## INSTRUCTIONS FOR THE TASK
A single number is expected: the count of lines below where the word "keyboard" occurs.

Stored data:
........

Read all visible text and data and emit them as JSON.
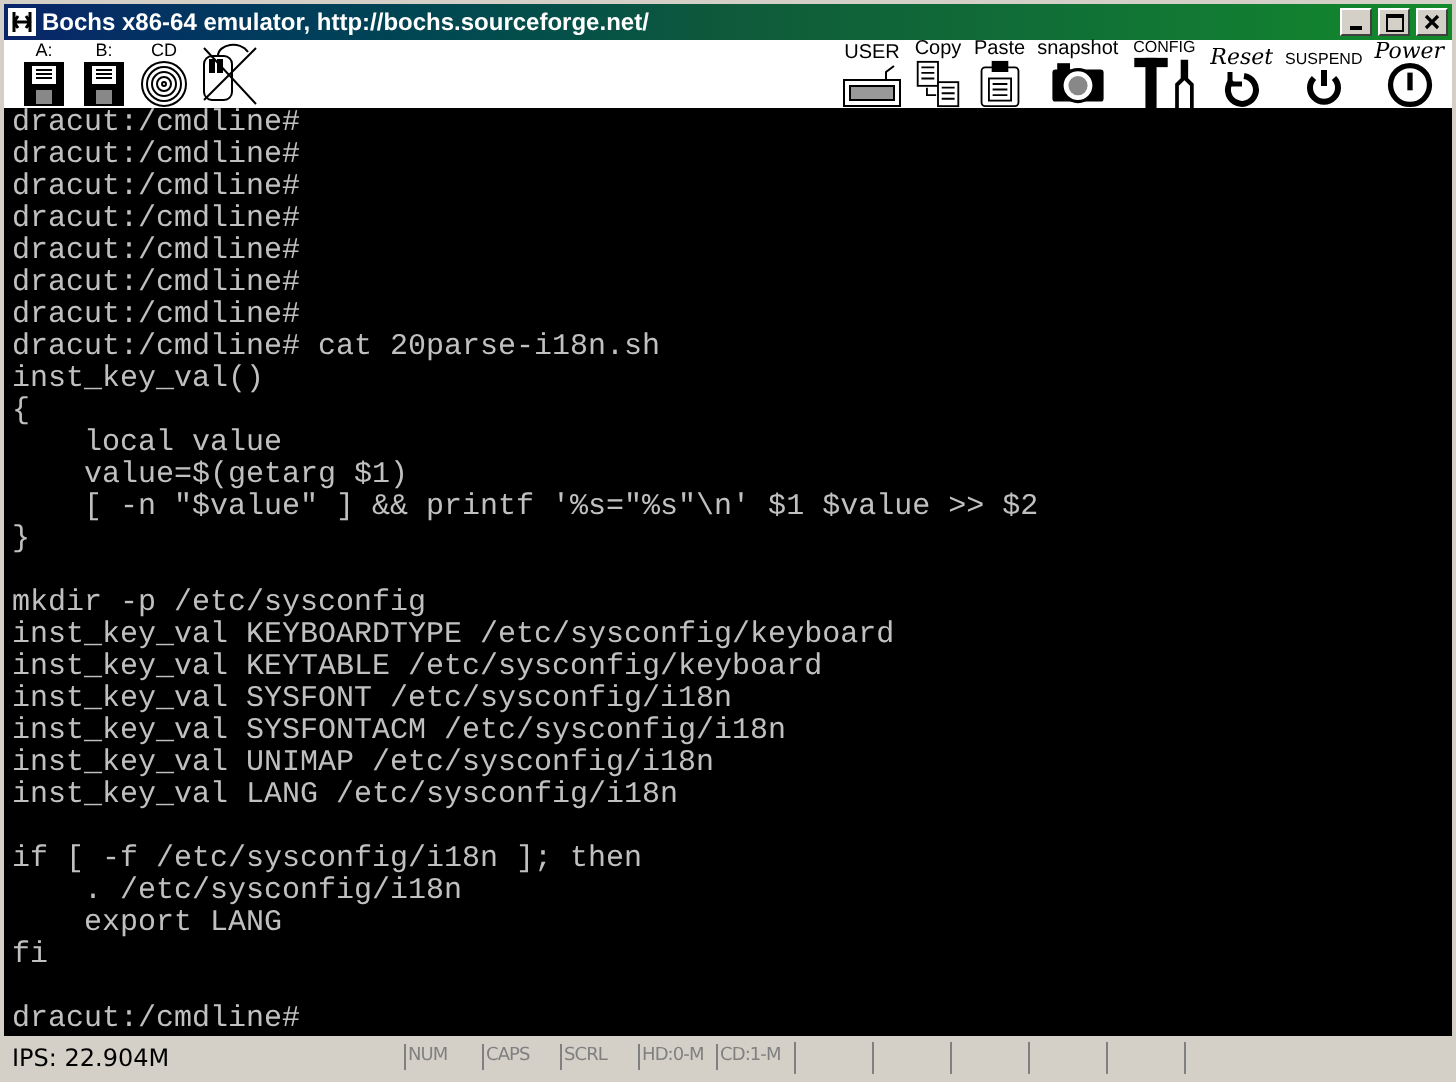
{
  "window": {
    "title": "Bochs x86-64 emulator, http://bochs.sourceforge.net/"
  },
  "toolbar": {
    "left": [
      {
        "kind": "floppy",
        "label": "A:"
      },
      {
        "kind": "floppy",
        "label": "B:"
      },
      {
        "kind": "cdrom",
        "label": "CD"
      },
      {
        "kind": "mouse"
      }
    ],
    "right": [
      {
        "kind": "keyboard",
        "label": "USER"
      },
      {
        "kind": "copy",
        "label": "Copy"
      },
      {
        "kind": "paste",
        "label": "Paste"
      },
      {
        "kind": "camera",
        "label": "snapshot"
      },
      {
        "kind": "config",
        "label": "CONFIG"
      },
      {
        "kind": "reset",
        "label": "Reset"
      },
      {
        "kind": "suspend",
        "label": "SUSPEND"
      },
      {
        "kind": "power",
        "label": "Power"
      }
    ]
  },
  "terminal": {
    "blocks": [
      [
        "dracut:/cmdline#",
        "dracut:/cmdline#",
        "dracut:/cmdline#",
        "dracut:/cmdline#",
        "dracut:/cmdline#",
        "dracut:/cmdline#",
        "dracut:/cmdline#",
        "dracut:/cmdline# cat 20parse-i18n.sh",
        "inst_key_val()",
        "{",
        "    local value",
        "    value=$(getarg $1)",
        "    [ -n \"$value\" ] && printf '%s=\"%s\"\\n' $1 $value >> $2",
        "}"
      ],
      [
        "mkdir -p /etc/sysconfig",
        "inst_key_val KEYBOARDTYPE /etc/sysconfig/keyboard",
        "inst_key_val KEYTABLE /etc/sysconfig/keyboard",
        "inst_key_val SYSFONT /etc/sysconfig/i18n",
        "inst_key_val SYSFONTACM /etc/sysconfig/i18n",
        "inst_key_val UNIMAP /etc/sysconfig/i18n",
        "inst_key_val LANG /etc/sysconfig/i18n"
      ],
      [
        "if [ -f /etc/sysconfig/i18n ]; then",
        "    . /etc/sysconfig/i18n",
        "    export LANG",
        "fi"
      ],
      [
        "dracut:/cmdline#"
      ]
    ]
  },
  "status_bar": {
    "ips": "IPS: 22.904M",
    "indicators": [
      {
        "label": "NUM",
        "on": false
      },
      {
        "label": "CAPS",
        "on": false
      },
      {
        "label": "SCRL",
        "on": false
      },
      {
        "label": "HD:0-M",
        "on": false
      },
      {
        "label": "CD:1-M",
        "on": false
      }
    ]
  }
}
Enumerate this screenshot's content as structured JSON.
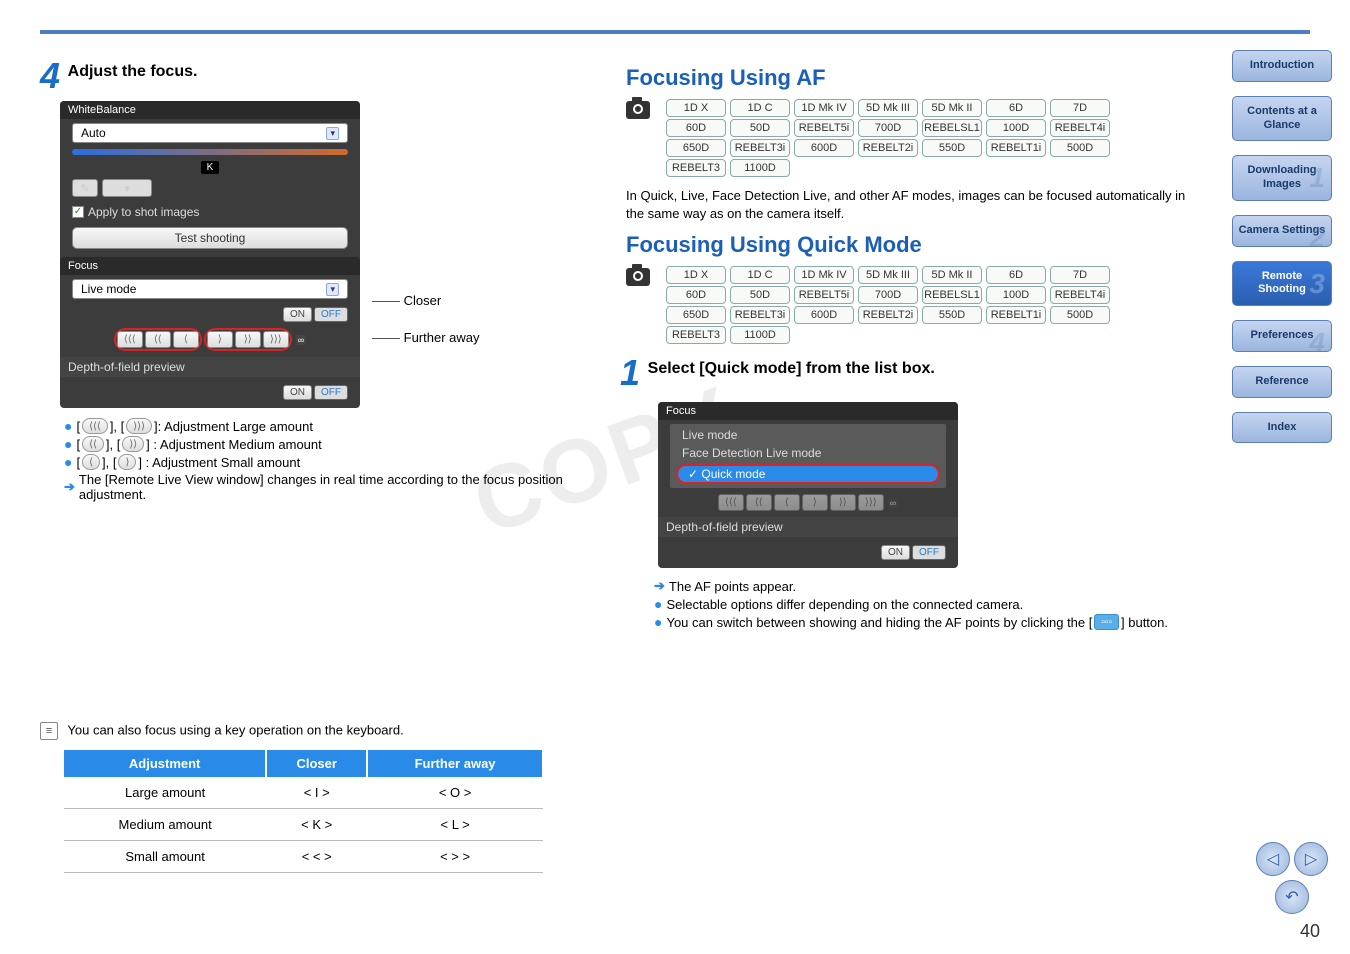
{
  "pageNumber": "40",
  "watermark": "COPY",
  "left": {
    "stepNum": "4",
    "stepTitle": "Adjust the focus.",
    "panel": {
      "wb_header": "WhiteBalance",
      "wb_value": "Auto",
      "k_label": "K",
      "apply_shot": "Apply to shot images",
      "test_shoot": "Test shooting",
      "focus_header": "Focus",
      "focus_mode": "Live mode",
      "on": "ON",
      "off": "OFF",
      "dof": "Depth-of-field preview"
    },
    "anno_closer": "Closer",
    "anno_further": "Further away",
    "bullets": {
      "b1a": "[ ",
      "b1_icon1": "⟨⟨⟨",
      "b1b": " ], [ ",
      "b1_icon2": "⟩⟩⟩",
      "b1c": " ]: Adjustment  Large amount",
      "b2a": "[ ",
      "b2_icon1": "⟨⟨",
      "b2b": " ], [ ",
      "b2_icon2": "⟩⟩",
      "b2c": " ] : Adjustment  Medium amount",
      "b3a": "[ ",
      "b3_icon1": "⟨",
      "b3b": " ], [ ",
      "b3_icon2": "⟩",
      "b3c": " ] : Adjustment  Small amount",
      "b4": "The [Remote Live View window] changes in real time according to the focus position adjustment."
    },
    "note_text": "You can also focus using a key operation on the keyboard.",
    "table": {
      "h1": "Adjustment",
      "h2": "Closer",
      "h3": "Further away",
      "r1c1": "Large amount",
      "r1c2": "< I >",
      "r1c3": "< O >",
      "r2c1": "Medium amount",
      "r2c2": "< K >",
      "r2c3": "< L >",
      "r3c1": "Small amount",
      "r3c2": "< < >",
      "r3c3": "< > >"
    }
  },
  "right": {
    "hdr1": "Focusing Using AF",
    "models_row1": [
      "1D X",
      "1D C",
      "1D Mk IV",
      "5D Mk III",
      "5D Mk II",
      "6D",
      "7D"
    ],
    "models_row2": [
      "60D",
      "50D",
      "REBELT5i",
      "700D",
      "REBELSL1",
      "100D",
      "REBELT4i"
    ],
    "models_row3": [
      "650D",
      "REBELT3i",
      "600D",
      "REBELT2i",
      "550D",
      "REBELT1i",
      "500D"
    ],
    "models_row4": [
      "REBELT3",
      "1100D"
    ],
    "af_desc": "In Quick, Live, Face Detection Live, and other AF modes, images can be focused automatically in the same way as on the camera itself.",
    "hdr2": "Focusing Using Quick Mode",
    "step1_num": "1",
    "step1_title": "Select [Quick mode] from the list box.",
    "quick_panel": {
      "focus": "Focus",
      "live": "Live mode",
      "face": "Face Detection Live mode",
      "quick": "Quick mode",
      "dof": "Depth-of-field preview",
      "on": "ON",
      "off": "OFF"
    },
    "post_bullets": {
      "p1": "The AF points appear.",
      "p2": "Selectable options differ depending on the connected camera.",
      "p3a": "You can switch between showing and hiding the AF points by clicking the [ ",
      "p3b": " ] button."
    }
  },
  "sidebar": {
    "intro": "Introduction",
    "contents": "Contents at a Glance",
    "down": "Downloading Images",
    "cam": "Camera Settings",
    "remote": "Remote Shooting",
    "pref": "Preferences",
    "ref": "Reference",
    "index": "Index"
  }
}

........

## PROBLEM SOLUTION
4